*Records supplied*:
((

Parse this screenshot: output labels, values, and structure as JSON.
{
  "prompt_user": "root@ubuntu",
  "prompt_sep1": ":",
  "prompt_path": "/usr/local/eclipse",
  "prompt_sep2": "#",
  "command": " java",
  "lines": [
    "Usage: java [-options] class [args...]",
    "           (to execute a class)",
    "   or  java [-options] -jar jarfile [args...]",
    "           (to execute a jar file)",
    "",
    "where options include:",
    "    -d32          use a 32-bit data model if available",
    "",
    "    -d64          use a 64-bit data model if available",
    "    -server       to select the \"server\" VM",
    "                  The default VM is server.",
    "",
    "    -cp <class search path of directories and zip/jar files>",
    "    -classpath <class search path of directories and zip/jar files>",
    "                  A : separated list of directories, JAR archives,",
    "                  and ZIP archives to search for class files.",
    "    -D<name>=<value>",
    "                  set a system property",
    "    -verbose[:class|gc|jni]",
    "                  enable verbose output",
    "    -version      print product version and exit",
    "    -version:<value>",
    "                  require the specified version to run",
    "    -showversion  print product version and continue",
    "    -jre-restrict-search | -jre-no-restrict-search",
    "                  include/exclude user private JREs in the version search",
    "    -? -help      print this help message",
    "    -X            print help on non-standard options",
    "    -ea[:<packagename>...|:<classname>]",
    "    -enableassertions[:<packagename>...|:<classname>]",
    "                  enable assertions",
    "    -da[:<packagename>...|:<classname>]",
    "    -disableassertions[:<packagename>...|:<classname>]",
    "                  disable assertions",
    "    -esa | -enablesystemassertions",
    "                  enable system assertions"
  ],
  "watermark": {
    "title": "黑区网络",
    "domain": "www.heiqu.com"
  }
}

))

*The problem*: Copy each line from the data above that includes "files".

*Task result*:
    "    -cp <class search path of directories and zip/jar files>",
    "    -classpath <class search path of directories and zip/jar files>",
    "                  and ZIP archives to search for class files.",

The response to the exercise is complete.